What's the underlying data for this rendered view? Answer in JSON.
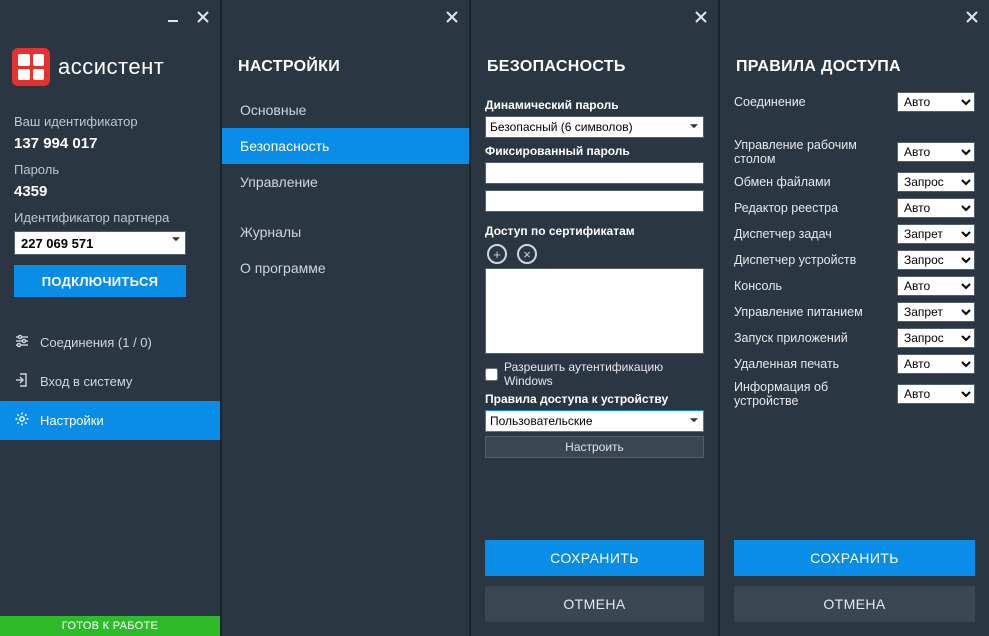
{
  "main": {
    "app_name": "ассистент",
    "your_id_label": "Ваш идентификатор",
    "your_id_value": "137 994 017",
    "password_label": "Пароль",
    "password_value": "4359",
    "partner_id_label": "Идентификатор партнера",
    "partner_id_value": "227 069 571",
    "connect_button": "ПОДКЛЮЧИТЬСЯ",
    "menu": {
      "connections": "Соединения (1 / 0)",
      "login": "Вход в систему",
      "settings": "Настройки"
    },
    "status": "ГОТОВ К РАБОТЕ"
  },
  "settings": {
    "title": "НАСТРОЙКИ",
    "items": {
      "general": "Основные",
      "security": "Безопасность",
      "control": "Управление",
      "logs": "Журналы",
      "about": "О программе"
    }
  },
  "security": {
    "title": "БЕЗОПАСНОСТЬ",
    "dyn_pw_label": "Динамический пароль",
    "dyn_pw_value": "Безопасный (6 символов)",
    "fixed_pw_label": "Фиксированный пароль",
    "fixed_pw_value1": "",
    "fixed_pw_value2": "",
    "cert_label": "Доступ по сертификатам",
    "win_auth_label": "Разрешить аутентификацию Windows",
    "device_rules_label": "Правила доступа к устройству",
    "device_rules_value": "Пользовательские",
    "configure_button": "Настроить",
    "save_button": "СОХРАНИТЬ",
    "cancel_button": "ОТМЕНА"
  },
  "rules": {
    "title": "ПРАВИЛА ДОСТУПА",
    "options": {
      "auto": "Авто",
      "request": "Запрос",
      "deny": "Запрет"
    },
    "rows": [
      {
        "label": "Соединение",
        "value": "Авто"
      },
      {
        "label": "Управление рабочим столом",
        "value": "Авто"
      },
      {
        "label": "Обмен файлами",
        "value": "Запрос"
      },
      {
        "label": "Редактор реестра",
        "value": "Авто"
      },
      {
        "label": "Диспетчер задач",
        "value": "Запрет"
      },
      {
        "label": "Диспетчер устройств",
        "value": "Запрос"
      },
      {
        "label": "Консоль",
        "value": "Авто"
      },
      {
        "label": "Управление питанием",
        "value": "Запрет"
      },
      {
        "label": "Запуск приложений",
        "value": "Запрос"
      },
      {
        "label": "Удаленная печать",
        "value": "Авто"
      },
      {
        "label": "Информация об устройстве",
        "value": "Авто"
      }
    ],
    "save_button": "СОХРАНИТЬ",
    "cancel_button": "ОТМЕНА"
  }
}
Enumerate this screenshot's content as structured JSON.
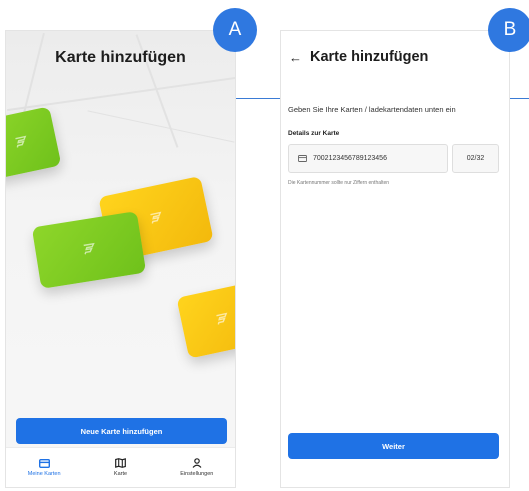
{
  "badges": {
    "a": "A",
    "b": "B"
  },
  "screen_a": {
    "title": "Karte hinzufügen",
    "button_label": "Neue Karte hinzufügen",
    "tabs": [
      {
        "label": "Meine Karten",
        "icon": "card-icon",
        "active": true
      },
      {
        "label": "Karte",
        "icon": "map-icon",
        "active": false
      },
      {
        "label": "Einstellungen",
        "icon": "user-icon",
        "active": false
      }
    ]
  },
  "screen_b": {
    "back_icon": "arrow-left-icon",
    "title": "Karte hinzufügen",
    "subtitle": "Geben Sie Ihre Karten / ladekartendaten unten ein",
    "section_label": "Details zur Karte",
    "card_number": "7002123456789123456",
    "expiry": "02/32",
    "hint": "Die Kartennummer sollte nur Ziffern enthalten",
    "button_label": "Weiter"
  },
  "colors": {
    "accent": "#1f72e5",
    "badge": "#2f78e0",
    "card_green": "#7cc920",
    "card_yellow": "#f8c612"
  }
}
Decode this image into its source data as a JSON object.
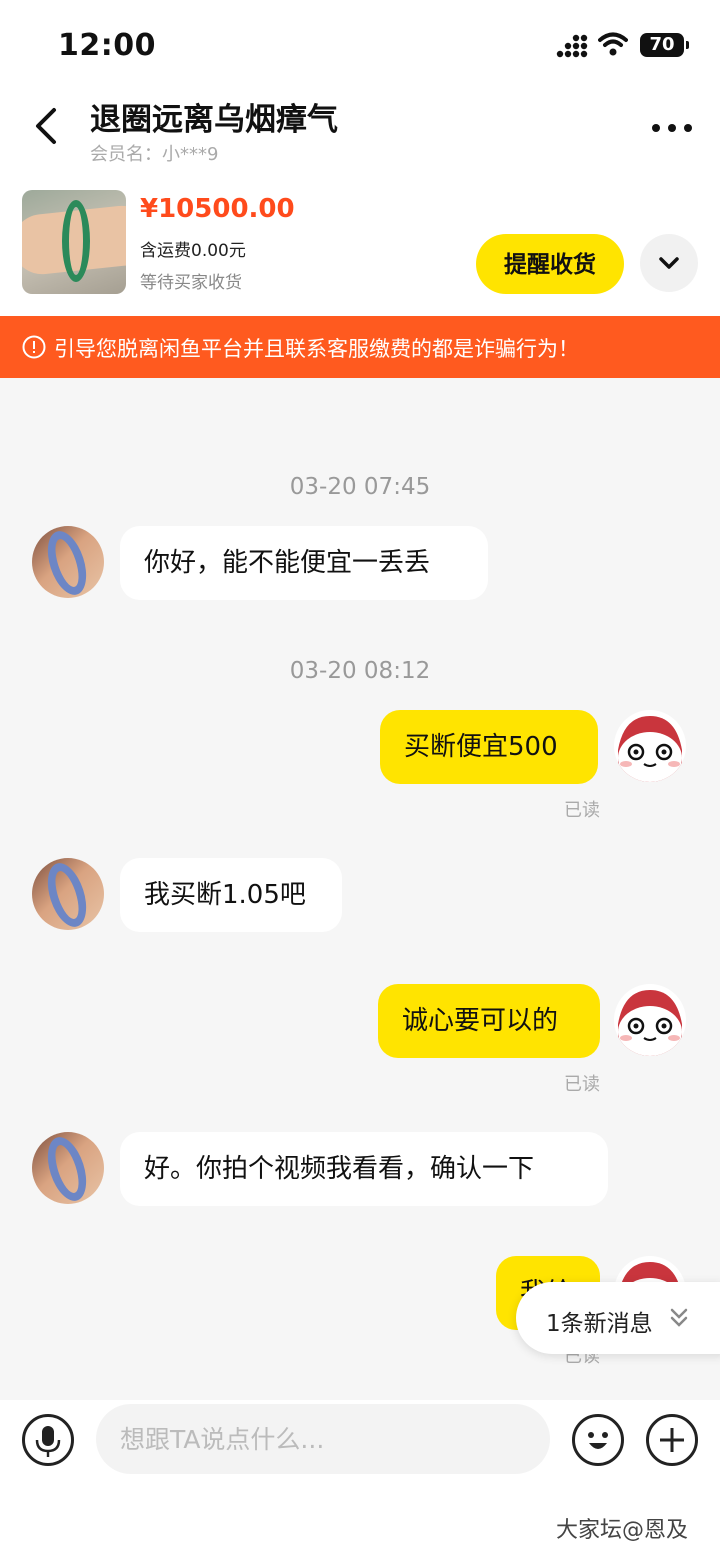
{
  "status_bar": {
    "time": "12:00",
    "battery": "70"
  },
  "header": {
    "title": "退圈远离乌烟瘴气",
    "member": "会员名：小***9"
  },
  "product": {
    "price": "¥10500.00",
    "shipping": "含运费0.00元",
    "status": "等待买家收货",
    "remind_label": "提醒收货"
  },
  "warning": {
    "text": "引导您脱离闲鱼平台并且联系客服缴费的都是诈骗行为！"
  },
  "chat": {
    "timestamps": [
      "03-20 07:45",
      "03-20 08:12"
    ],
    "messages": [
      {
        "from": "buyer",
        "text": "你好，能不能便宜一丢丢"
      },
      {
        "from": "seller",
        "text": "买断便宜500",
        "status": "已读"
      },
      {
        "from": "buyer",
        "text": "我买断1.05吧"
      },
      {
        "from": "seller",
        "text": "诚心要可以的",
        "status": "已读"
      },
      {
        "from": "buyer",
        "text": "好。你拍个视频我看看，确认一下"
      },
      {
        "from": "seller",
        "text": "我给",
        "status": "已读"
      }
    ],
    "new_message": "1条新消息"
  },
  "input": {
    "placeholder": "想跟TA说点什么..."
  },
  "watermark": "大家坛@恩及",
  "colors": {
    "accent_yellow": "#ffe400",
    "price_red": "#ff4b1c",
    "warning_orange": "#ff5a1f"
  }
}
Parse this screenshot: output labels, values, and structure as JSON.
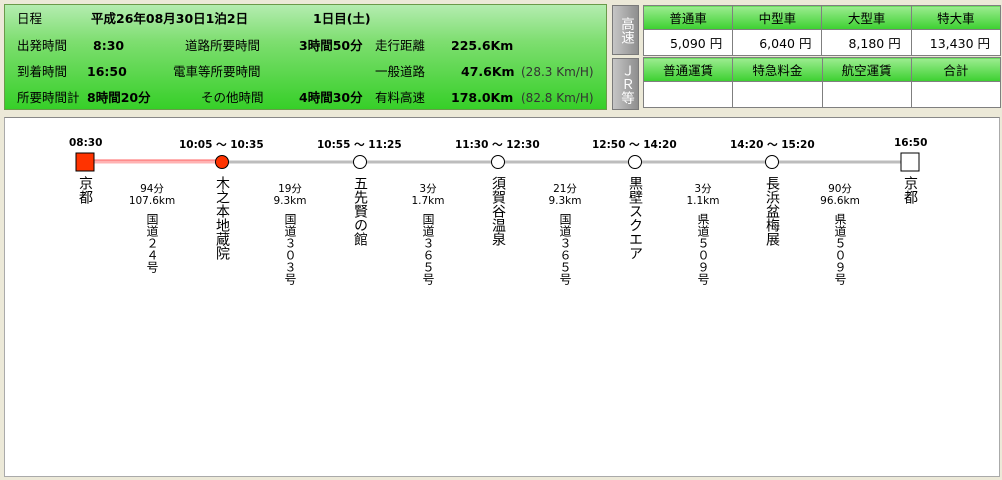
{
  "summary": {
    "schedule_label": "日程",
    "schedule_value": "平成26年08月30日1泊2日",
    "day_label": "1日目(土)",
    "depart_label": "出発時間",
    "depart_value": "8:30",
    "arrive_label": "到着時間",
    "arrive_value": "16:50",
    "total_time_label": "所要時間計",
    "total_time_value": "8時間20分",
    "road_time_label": "道路所要時間",
    "road_time_value": "3時間50分",
    "train_time_label": "電車等所要時間",
    "train_time_value": "",
    "other_time_label": "その他時間",
    "other_time_value": "4時間30分",
    "distance_label": "走行距離",
    "distance_value": "225.6Km",
    "general_label": "一般道路",
    "general_value": "47.6Km",
    "general_speed": "(28.3 Km/H)",
    "toll_label": "有料高速",
    "toll_value": "178.0Km",
    "toll_speed": "(82.8 Km/H)"
  },
  "side_buttons": {
    "expressway": "高速",
    "jr": "ＪＲ等"
  },
  "toll_table": {
    "headers": [
      "普通車",
      "中型車",
      "大型車",
      "特大車"
    ],
    "values": [
      "5,090 円",
      "6,040 円",
      "8,180 円",
      "13,430 円"
    ]
  },
  "fare_table": {
    "headers": [
      "普通運賃",
      "特急料金",
      "航空運賃",
      "合計"
    ],
    "values": [
      "",
      "",
      "",
      ""
    ]
  },
  "route": {
    "stops": [
      {
        "time": "08:30",
        "name": "京都"
      },
      {
        "time": "10:05 〜 10:35",
        "name": "木之本地蔵院"
      },
      {
        "time": "10:55 〜 11:25",
        "name": "五先賢の館"
      },
      {
        "time": "11:30 〜 12:30",
        "name": "須賀谷温泉"
      },
      {
        "time": "12:50 〜 14:20",
        "name": "黒壁スクエア"
      },
      {
        "time": "14:20 〜 15:20",
        "name": "長浜盆梅展"
      },
      {
        "time": "16:50",
        "name": "京都"
      }
    ],
    "segments": [
      {
        "duration": "94分",
        "distance": "107.6km",
        "road": "国道２４号"
      },
      {
        "duration": "19分",
        "distance": "9.3km",
        "road": "国道３０３号"
      },
      {
        "duration": "3分",
        "distance": "1.7km",
        "road": "国道３６５号"
      },
      {
        "duration": "21分",
        "distance": "9.3km",
        "road": "国道３６５号"
      },
      {
        "duration": "3分",
        "distance": "1.1km",
        "road": "県道５０９号"
      },
      {
        "duration": "90分",
        "distance": "96.6km",
        "road": "県道５０９号"
      }
    ],
    "colors": {
      "start": "#ff3300",
      "current": "#ff3300",
      "line": "#c0c0c0",
      "progress": "#ffb0b0"
    }
  }
}
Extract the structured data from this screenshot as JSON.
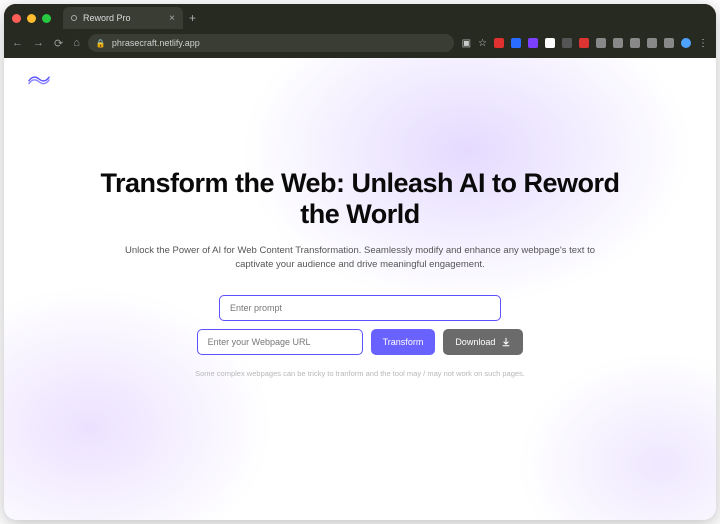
{
  "browser": {
    "tab_title": "Reword Pro",
    "url": "phrasecraft.netlify.app"
  },
  "hero": {
    "headline": "Transform the Web: Unleash AI to Reword the World",
    "subhead": "Unlock the Power of AI for Web Content Transformation. Seamlessly modify and enhance any webpage's text to captivate your audience and drive meaningful engagement."
  },
  "form": {
    "prompt_placeholder": "Enter prompt",
    "url_placeholder": "Enter your Webpage URL",
    "transform_label": "Transform",
    "download_label": "Download",
    "disclaimer": "Some complex webpages can be tricky to tranform and the tool may / may not work on such pages."
  },
  "colors": {
    "accent": "#5a52ff",
    "accent_btn": "#6a62ff",
    "secondary_btn": "#6b6b6b"
  }
}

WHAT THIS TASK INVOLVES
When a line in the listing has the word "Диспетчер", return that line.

EXERCISE RESULT
        "label": "Диспетчер задач",
        "label": "Диспетчер устройств",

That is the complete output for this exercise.